→ **PROBLEM TO SOLVE**:
Provide only the number of lines below that hold "this".

→ **TASK MATERIAL**:
○ ○ ○ ○ ○

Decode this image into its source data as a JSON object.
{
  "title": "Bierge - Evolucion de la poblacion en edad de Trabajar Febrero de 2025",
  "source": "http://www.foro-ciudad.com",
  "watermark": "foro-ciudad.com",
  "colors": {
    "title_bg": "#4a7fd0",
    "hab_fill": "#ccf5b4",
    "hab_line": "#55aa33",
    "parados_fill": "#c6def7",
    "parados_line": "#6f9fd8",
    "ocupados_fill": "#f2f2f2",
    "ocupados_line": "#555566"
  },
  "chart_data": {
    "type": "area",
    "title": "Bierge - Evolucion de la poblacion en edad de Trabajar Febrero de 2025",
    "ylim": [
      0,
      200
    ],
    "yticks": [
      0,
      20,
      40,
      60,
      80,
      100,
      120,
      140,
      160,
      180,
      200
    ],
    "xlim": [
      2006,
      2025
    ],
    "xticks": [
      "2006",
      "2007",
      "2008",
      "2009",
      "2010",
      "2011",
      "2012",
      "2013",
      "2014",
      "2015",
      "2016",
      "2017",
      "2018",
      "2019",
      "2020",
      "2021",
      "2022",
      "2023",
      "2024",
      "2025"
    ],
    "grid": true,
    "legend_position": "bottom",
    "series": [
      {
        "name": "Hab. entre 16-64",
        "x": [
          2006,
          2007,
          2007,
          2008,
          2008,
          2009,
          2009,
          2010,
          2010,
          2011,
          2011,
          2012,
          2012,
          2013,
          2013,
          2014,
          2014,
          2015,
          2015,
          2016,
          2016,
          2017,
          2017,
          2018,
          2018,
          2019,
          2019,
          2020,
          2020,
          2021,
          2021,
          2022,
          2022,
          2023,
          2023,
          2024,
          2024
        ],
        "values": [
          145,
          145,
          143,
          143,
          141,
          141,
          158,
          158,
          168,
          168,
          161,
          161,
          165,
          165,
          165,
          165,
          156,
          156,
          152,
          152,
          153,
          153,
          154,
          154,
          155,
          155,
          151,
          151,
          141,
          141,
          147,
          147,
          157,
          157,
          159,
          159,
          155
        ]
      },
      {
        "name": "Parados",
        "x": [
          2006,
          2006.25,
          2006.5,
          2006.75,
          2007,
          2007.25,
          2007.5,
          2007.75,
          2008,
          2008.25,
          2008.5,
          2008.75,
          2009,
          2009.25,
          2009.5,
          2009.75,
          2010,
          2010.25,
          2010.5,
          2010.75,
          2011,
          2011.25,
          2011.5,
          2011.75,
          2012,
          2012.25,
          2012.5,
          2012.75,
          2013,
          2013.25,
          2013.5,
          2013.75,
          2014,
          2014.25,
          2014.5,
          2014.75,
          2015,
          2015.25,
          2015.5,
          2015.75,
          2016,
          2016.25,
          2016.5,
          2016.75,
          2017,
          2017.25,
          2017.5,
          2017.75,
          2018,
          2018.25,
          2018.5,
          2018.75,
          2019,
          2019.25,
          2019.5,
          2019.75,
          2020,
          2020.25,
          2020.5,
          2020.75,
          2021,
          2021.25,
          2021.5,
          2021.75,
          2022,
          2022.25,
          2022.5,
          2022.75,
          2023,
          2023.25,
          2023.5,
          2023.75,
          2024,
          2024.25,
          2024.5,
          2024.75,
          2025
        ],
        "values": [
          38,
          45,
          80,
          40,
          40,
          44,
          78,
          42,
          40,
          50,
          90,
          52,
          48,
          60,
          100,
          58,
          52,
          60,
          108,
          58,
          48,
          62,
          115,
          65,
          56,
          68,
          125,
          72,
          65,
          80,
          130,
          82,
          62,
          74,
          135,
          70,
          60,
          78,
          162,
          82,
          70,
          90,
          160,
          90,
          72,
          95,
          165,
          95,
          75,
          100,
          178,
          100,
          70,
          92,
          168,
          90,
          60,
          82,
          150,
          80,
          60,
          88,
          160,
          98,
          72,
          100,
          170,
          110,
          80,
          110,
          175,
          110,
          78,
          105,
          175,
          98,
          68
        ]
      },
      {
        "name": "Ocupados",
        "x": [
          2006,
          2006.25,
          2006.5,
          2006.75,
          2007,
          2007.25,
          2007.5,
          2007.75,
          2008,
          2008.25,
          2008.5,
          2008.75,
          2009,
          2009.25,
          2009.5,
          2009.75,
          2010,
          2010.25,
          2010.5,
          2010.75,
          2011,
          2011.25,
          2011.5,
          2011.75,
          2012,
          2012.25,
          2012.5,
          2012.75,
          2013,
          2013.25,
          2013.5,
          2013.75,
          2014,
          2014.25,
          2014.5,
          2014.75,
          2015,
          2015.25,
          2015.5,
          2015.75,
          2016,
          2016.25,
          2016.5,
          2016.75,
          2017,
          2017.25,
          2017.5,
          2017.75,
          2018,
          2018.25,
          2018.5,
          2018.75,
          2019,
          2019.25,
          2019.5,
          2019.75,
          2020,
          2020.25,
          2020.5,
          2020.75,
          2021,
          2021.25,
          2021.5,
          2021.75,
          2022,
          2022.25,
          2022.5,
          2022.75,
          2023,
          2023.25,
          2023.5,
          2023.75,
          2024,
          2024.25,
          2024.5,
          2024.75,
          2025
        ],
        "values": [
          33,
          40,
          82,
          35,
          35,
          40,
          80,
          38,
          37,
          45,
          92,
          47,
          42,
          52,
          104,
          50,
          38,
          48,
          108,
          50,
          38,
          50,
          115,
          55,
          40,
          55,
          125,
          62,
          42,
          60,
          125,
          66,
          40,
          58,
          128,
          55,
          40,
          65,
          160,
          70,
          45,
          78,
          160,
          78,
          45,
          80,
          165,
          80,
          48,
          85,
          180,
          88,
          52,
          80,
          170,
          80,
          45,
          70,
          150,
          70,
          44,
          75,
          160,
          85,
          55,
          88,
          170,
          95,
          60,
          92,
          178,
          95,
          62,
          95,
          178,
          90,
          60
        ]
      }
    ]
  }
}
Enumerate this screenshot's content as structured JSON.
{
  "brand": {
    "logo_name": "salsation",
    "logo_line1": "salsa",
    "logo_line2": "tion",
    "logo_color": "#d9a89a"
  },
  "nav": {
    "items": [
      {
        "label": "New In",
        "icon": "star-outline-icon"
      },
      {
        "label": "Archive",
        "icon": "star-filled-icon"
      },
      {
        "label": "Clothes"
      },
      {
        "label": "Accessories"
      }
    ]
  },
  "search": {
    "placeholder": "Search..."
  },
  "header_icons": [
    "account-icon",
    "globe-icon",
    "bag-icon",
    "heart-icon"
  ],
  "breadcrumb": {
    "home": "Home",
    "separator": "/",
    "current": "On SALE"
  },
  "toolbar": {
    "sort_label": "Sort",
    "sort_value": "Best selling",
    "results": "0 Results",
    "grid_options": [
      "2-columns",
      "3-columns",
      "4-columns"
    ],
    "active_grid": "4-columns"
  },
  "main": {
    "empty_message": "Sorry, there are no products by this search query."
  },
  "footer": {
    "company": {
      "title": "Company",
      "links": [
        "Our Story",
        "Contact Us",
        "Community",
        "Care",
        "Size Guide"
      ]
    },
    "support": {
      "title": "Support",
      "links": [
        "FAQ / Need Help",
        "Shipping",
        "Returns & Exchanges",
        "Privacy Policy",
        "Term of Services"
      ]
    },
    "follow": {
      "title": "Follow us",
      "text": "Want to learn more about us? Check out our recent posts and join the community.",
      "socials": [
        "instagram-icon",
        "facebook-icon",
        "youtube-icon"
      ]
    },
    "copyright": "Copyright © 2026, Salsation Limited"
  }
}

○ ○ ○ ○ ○

→ **RESPONSE TO THE TASK**:
3